One of the joys was sharing ideas, techniques and perspectives in a collegial and mutually respectful attitude with the brilliant and well trained plastic surgery fellow, hand surgery attending and the surgical resident participating in the surgeries today.
Dr. Andres Rivadineirva is a third year plastics fellow with a deep interest in nerve compressive surgery. He has published 10 year follow up on neurolyses in Hansen,s patients documenting impressive improvement in strength and sensation and prevention of ongoing deformities and tissue loss. He scrubbed in today Anne we shared aprroaches and surgical techniques. His attending hand surgeon Dr Lorena Escudero likewise scrubbed in and shared her expertise. Working with them was pure delight.

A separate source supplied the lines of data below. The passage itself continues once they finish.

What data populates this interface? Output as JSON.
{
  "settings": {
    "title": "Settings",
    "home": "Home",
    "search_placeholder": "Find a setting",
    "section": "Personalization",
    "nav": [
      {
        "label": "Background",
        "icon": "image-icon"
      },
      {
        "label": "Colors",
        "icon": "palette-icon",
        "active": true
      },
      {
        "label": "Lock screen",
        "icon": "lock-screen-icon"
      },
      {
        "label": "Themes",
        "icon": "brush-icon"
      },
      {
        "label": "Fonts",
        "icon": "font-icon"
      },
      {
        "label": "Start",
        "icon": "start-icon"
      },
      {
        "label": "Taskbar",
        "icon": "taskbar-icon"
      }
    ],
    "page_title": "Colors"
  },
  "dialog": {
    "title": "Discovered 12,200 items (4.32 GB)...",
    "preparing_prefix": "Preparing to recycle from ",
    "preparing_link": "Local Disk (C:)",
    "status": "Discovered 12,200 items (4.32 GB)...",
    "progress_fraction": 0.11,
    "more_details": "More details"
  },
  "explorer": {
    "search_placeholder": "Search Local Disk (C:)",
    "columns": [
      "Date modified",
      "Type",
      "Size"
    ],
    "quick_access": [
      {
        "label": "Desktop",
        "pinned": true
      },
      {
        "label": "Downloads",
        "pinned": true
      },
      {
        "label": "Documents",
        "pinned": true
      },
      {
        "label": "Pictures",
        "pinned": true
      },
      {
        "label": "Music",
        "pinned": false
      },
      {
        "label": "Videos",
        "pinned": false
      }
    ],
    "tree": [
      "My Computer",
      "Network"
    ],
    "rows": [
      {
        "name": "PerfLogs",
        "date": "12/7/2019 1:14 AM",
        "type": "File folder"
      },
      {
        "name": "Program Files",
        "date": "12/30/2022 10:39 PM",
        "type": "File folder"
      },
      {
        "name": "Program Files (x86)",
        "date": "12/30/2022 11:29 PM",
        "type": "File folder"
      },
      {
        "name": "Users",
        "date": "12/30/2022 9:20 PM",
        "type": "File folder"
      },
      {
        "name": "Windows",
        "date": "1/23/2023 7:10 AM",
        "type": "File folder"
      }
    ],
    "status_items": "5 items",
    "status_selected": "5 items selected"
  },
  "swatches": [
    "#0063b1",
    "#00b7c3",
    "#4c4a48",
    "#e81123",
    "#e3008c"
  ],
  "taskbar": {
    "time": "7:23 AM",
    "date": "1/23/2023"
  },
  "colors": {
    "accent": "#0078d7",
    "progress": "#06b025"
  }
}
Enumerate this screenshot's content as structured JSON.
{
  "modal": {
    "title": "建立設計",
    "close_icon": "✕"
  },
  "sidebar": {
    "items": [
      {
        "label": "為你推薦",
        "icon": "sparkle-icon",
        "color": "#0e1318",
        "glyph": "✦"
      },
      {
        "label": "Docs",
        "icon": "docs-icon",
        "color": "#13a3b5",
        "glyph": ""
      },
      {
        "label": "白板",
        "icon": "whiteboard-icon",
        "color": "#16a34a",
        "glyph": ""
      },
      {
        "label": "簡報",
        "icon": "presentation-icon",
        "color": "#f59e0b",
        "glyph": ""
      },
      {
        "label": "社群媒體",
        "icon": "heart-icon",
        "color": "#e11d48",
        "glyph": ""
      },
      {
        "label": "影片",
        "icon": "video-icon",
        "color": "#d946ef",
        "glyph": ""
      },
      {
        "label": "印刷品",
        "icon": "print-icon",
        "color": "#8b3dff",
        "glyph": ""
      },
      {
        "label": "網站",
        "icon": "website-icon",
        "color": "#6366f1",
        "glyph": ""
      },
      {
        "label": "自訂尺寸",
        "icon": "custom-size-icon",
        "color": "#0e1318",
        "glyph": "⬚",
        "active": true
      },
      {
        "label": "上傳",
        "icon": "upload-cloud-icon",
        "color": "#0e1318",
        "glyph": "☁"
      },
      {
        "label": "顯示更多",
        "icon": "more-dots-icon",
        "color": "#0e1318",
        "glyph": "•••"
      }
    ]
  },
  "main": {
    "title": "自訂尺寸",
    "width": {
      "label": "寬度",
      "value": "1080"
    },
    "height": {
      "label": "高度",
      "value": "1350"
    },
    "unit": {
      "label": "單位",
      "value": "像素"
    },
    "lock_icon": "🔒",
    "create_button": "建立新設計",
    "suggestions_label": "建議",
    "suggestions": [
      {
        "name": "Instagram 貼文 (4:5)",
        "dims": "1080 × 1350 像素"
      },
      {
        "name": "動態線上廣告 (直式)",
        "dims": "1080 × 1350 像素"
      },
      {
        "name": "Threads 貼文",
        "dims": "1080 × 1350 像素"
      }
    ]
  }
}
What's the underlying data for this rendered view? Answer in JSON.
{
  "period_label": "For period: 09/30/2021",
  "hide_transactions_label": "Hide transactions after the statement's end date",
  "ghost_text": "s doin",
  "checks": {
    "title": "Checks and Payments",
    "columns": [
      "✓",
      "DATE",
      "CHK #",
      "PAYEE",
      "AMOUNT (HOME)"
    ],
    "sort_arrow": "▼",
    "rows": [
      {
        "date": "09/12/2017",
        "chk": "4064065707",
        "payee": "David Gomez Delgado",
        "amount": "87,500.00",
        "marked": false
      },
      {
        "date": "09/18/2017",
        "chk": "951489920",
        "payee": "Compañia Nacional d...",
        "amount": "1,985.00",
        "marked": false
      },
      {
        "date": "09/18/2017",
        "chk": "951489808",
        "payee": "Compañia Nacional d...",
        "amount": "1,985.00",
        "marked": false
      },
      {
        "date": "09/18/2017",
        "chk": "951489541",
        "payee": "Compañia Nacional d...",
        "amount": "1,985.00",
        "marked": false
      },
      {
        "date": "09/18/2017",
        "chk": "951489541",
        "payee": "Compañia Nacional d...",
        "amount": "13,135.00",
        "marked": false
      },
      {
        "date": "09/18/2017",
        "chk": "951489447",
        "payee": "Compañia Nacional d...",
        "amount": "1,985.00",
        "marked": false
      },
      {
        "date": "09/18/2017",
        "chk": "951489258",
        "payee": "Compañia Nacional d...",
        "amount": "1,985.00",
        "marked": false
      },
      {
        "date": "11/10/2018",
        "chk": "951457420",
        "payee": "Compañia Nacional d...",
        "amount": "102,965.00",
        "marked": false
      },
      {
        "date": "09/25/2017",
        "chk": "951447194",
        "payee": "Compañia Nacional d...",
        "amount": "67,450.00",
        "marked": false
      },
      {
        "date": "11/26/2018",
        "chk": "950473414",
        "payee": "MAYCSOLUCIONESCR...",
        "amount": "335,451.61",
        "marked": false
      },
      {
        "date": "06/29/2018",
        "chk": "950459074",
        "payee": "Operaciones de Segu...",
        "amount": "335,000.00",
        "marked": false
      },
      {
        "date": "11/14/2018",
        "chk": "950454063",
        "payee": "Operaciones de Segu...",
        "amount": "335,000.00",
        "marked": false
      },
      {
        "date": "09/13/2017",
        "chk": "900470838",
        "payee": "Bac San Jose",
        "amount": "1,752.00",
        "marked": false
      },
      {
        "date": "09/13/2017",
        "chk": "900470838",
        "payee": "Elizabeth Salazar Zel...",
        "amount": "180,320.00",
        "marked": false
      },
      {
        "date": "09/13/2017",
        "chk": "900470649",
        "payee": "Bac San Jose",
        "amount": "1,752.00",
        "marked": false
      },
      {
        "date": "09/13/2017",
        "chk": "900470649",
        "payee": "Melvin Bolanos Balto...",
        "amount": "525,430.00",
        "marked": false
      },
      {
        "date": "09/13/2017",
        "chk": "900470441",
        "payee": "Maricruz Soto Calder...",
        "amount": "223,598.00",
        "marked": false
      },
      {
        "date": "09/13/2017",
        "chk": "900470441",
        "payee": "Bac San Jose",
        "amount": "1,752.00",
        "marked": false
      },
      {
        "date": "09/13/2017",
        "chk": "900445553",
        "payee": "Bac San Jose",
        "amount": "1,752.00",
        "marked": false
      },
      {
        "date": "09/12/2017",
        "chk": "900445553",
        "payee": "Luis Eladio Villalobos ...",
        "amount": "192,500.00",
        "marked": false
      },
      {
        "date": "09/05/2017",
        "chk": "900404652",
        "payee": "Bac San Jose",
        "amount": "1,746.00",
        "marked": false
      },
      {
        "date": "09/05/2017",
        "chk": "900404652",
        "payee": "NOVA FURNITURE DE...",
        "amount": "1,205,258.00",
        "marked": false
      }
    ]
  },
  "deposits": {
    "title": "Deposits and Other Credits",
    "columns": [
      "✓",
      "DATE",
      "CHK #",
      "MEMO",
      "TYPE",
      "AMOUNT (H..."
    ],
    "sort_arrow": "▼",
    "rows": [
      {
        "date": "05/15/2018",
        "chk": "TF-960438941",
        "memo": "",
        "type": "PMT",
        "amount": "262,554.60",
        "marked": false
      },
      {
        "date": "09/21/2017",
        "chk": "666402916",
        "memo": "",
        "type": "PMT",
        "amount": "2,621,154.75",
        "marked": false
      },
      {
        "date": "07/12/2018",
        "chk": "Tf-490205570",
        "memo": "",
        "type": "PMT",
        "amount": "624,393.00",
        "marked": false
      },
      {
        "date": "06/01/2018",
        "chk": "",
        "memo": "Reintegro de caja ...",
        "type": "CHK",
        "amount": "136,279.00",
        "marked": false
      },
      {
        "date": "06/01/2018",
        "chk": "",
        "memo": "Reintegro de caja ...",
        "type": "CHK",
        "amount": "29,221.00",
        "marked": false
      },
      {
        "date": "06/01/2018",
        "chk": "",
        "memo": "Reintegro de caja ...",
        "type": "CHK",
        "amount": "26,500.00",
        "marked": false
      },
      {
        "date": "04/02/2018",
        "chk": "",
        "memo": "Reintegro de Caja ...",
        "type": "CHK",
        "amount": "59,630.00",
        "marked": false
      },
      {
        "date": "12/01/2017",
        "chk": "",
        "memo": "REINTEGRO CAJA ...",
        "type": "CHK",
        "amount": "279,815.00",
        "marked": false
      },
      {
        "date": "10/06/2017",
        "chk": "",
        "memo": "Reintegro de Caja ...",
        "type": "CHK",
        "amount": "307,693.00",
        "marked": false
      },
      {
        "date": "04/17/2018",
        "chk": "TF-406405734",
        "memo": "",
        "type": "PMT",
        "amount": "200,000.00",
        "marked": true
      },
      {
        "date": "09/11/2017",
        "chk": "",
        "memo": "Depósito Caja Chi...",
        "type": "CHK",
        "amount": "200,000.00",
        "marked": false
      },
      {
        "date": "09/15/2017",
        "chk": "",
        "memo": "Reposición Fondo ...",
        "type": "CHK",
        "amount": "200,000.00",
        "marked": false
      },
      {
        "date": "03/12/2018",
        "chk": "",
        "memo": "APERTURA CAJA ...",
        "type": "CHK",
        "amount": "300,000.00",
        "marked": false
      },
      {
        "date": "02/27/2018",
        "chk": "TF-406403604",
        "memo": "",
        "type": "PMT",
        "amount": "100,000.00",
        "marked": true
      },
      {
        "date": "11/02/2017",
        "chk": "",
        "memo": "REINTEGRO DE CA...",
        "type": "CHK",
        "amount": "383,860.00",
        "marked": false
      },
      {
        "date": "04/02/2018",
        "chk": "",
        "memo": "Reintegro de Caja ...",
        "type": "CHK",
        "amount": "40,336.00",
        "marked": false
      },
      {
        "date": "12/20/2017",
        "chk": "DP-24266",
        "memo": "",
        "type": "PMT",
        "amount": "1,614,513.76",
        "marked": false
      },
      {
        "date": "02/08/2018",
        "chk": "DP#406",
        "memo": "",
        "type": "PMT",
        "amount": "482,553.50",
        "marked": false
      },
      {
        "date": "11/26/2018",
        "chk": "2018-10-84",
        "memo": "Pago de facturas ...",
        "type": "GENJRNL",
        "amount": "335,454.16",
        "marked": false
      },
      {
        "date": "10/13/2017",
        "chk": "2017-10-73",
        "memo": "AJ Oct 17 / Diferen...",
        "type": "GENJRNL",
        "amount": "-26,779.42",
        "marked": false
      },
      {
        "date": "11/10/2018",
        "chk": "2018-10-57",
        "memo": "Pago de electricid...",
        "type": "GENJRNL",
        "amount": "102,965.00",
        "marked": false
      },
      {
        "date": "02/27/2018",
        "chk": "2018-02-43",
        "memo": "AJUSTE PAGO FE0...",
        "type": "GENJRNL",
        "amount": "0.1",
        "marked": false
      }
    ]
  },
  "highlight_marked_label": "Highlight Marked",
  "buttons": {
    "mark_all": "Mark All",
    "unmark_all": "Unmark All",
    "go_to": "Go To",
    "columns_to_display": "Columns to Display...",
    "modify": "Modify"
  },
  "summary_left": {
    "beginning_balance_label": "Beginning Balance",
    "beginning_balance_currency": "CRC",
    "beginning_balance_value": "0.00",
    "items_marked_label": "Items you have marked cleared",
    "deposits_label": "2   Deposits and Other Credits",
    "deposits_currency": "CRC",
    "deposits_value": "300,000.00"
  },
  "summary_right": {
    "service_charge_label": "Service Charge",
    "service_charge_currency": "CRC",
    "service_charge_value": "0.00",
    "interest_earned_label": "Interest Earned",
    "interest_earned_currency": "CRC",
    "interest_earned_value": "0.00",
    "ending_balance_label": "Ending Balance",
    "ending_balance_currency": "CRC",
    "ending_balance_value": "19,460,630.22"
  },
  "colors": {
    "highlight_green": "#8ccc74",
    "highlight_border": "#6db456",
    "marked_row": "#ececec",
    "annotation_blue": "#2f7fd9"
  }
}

Our anesthesia teams came with us from the States and provided seem less safe surgery. Of note, turnover times were great and the hospital had the supplies we were unable to bring including absorbable suture. (The excess supplies of suture in the State has gone to the relief areas of Syria.)
Support from Damien House and the Rostro de Cristo organization has provided material as well as loving moral support to our endeavors.
The days are full and sleep has been inadequate but the sense of happiness and peace is remarkable. Everyone is looking forward to the coming opportunities to both give and receive the bounties of this service.